▸ YOUR GOAL
Please go line by line through the material and copy each one containing the word "dann".
Top of GIVEN INFORMATION
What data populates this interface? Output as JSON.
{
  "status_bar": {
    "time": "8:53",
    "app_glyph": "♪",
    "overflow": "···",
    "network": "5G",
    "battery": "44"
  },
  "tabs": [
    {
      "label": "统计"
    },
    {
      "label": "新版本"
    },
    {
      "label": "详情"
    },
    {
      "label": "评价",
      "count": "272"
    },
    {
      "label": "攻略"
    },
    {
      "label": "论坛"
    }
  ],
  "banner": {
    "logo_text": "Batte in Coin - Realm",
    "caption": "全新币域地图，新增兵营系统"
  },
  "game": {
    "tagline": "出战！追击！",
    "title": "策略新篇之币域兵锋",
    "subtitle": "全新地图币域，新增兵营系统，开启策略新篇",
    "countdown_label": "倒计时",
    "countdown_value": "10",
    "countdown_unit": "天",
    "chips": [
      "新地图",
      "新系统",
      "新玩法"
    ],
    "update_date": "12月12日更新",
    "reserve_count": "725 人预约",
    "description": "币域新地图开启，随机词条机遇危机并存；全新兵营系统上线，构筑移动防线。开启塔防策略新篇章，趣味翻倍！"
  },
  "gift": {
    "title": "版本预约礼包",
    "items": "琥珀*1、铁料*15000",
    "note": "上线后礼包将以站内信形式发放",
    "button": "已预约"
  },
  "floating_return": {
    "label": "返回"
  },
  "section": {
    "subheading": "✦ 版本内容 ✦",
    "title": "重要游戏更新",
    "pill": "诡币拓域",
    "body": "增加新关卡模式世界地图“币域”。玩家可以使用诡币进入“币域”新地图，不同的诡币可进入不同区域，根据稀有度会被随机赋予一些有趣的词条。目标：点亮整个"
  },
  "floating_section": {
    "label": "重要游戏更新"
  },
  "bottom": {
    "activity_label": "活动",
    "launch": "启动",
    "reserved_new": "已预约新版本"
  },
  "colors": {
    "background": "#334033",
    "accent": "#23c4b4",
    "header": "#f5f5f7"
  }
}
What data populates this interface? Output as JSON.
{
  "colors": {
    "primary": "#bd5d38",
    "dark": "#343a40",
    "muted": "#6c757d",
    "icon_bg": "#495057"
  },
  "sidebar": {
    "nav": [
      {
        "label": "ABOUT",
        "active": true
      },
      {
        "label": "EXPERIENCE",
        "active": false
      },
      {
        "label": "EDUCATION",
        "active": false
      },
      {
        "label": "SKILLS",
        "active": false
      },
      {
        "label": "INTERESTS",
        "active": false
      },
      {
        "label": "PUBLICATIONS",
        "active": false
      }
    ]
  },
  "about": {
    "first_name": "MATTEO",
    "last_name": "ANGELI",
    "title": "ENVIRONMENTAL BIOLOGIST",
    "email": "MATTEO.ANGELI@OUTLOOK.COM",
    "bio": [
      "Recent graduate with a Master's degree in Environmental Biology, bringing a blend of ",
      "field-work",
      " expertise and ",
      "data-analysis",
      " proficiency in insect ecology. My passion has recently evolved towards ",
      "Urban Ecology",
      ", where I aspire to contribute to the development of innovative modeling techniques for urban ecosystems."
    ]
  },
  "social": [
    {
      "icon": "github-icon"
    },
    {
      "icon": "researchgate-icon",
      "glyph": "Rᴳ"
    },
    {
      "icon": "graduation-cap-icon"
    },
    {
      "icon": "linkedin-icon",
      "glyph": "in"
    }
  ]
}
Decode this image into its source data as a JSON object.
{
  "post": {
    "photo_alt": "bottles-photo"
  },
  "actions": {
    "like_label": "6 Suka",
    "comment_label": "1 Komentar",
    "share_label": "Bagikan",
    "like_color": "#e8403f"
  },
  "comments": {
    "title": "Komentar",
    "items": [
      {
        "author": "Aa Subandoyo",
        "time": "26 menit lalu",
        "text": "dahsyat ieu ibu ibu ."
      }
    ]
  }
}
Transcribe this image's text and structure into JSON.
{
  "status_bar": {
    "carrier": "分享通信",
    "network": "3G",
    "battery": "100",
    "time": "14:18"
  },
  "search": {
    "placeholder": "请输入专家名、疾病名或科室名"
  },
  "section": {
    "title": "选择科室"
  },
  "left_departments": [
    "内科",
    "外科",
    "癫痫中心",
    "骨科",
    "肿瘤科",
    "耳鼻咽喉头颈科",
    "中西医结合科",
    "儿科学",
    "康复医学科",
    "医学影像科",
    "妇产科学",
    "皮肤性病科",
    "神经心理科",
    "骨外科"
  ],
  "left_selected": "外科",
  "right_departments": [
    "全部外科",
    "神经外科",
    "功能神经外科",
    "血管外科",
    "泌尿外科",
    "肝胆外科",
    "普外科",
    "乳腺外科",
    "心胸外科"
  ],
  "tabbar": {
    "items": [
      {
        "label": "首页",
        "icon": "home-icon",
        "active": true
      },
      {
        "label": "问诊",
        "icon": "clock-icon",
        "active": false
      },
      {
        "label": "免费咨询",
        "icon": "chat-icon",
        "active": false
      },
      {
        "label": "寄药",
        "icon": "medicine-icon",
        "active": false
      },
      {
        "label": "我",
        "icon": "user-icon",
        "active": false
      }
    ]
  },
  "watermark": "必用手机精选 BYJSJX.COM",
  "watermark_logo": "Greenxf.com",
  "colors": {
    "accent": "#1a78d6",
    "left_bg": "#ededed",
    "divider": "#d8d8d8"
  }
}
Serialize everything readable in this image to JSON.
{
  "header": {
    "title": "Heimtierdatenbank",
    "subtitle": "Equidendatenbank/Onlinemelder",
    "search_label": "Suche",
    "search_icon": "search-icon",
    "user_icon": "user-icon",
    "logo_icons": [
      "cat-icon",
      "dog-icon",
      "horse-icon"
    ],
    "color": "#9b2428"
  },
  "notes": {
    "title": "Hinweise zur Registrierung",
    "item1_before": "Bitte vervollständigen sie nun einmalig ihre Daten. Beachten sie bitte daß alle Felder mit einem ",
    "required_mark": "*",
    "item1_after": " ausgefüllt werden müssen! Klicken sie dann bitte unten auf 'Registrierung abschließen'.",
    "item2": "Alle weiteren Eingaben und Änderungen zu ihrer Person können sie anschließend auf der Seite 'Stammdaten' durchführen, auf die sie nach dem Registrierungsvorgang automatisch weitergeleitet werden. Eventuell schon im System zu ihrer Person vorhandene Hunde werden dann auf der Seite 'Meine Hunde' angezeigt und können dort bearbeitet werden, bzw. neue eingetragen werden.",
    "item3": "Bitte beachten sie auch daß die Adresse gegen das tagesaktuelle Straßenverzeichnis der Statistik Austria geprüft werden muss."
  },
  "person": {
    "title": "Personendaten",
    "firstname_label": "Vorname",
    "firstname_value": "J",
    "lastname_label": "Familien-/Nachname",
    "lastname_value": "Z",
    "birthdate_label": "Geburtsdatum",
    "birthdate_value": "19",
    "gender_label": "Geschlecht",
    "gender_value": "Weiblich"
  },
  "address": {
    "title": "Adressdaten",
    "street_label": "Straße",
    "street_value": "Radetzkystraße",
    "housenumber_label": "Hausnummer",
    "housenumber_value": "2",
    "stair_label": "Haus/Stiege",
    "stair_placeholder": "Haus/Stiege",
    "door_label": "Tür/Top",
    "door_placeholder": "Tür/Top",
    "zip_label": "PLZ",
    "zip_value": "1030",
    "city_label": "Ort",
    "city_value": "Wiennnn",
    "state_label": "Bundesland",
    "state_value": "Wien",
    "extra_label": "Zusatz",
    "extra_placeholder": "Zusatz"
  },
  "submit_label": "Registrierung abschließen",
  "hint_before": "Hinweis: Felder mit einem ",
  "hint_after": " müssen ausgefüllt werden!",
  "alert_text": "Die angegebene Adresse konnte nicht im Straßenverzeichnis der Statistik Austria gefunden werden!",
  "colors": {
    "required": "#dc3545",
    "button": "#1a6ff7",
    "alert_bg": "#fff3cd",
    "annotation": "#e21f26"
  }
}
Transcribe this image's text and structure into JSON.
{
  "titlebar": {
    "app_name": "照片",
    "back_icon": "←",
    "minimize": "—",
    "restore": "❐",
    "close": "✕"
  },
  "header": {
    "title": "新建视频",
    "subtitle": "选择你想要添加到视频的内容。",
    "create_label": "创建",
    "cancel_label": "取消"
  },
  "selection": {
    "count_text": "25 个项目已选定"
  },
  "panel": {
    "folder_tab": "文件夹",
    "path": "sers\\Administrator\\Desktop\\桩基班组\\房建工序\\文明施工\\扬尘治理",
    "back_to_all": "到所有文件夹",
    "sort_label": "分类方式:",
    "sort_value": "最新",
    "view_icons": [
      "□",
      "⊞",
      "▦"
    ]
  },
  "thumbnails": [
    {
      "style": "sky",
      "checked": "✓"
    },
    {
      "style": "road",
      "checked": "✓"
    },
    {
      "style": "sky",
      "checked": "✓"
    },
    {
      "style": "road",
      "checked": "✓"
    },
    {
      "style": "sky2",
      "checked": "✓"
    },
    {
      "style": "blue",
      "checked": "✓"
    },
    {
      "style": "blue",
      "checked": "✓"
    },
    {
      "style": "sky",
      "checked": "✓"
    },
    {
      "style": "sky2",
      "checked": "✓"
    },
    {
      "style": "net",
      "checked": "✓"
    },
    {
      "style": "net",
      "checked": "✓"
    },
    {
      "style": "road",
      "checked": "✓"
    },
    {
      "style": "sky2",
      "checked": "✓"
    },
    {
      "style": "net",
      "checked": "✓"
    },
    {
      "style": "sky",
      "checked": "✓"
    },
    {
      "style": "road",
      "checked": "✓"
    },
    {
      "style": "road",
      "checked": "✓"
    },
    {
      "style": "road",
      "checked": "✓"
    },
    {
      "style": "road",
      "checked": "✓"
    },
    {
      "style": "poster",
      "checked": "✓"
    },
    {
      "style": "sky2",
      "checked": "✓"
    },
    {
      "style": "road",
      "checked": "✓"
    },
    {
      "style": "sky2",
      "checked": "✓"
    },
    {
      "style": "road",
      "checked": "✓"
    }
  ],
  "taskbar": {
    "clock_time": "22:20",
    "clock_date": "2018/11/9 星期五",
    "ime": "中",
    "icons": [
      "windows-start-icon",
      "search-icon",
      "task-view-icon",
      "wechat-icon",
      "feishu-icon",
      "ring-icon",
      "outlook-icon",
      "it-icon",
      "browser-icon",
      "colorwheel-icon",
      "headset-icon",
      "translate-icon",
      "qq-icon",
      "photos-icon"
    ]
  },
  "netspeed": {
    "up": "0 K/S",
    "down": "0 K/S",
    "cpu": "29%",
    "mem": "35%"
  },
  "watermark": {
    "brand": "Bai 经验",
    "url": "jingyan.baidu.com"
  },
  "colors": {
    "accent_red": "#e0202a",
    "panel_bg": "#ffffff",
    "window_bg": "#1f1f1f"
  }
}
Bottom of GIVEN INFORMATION
▸ RESPONSE BELOW
    "item1_after": " ausgefüllt werden müssen! Klicken sie dann bitte unten auf 'Registrierung abschließen'.",
    "item2": "Alle weiteren Eingaben und Änderungen zu ihrer Person können sie anschließend auf der Seite 'Stammdaten' durchführen, auf die sie nach dem Registrierungsvorgang automatisch weitergeleitet werden. Eventuell schon im System zu ihrer Person vorhandene Hunde werden dann auf der Seite 'Meine Hunde' angezeigt und können dort bearbeitet werden, bzw. neue eingetragen werden.",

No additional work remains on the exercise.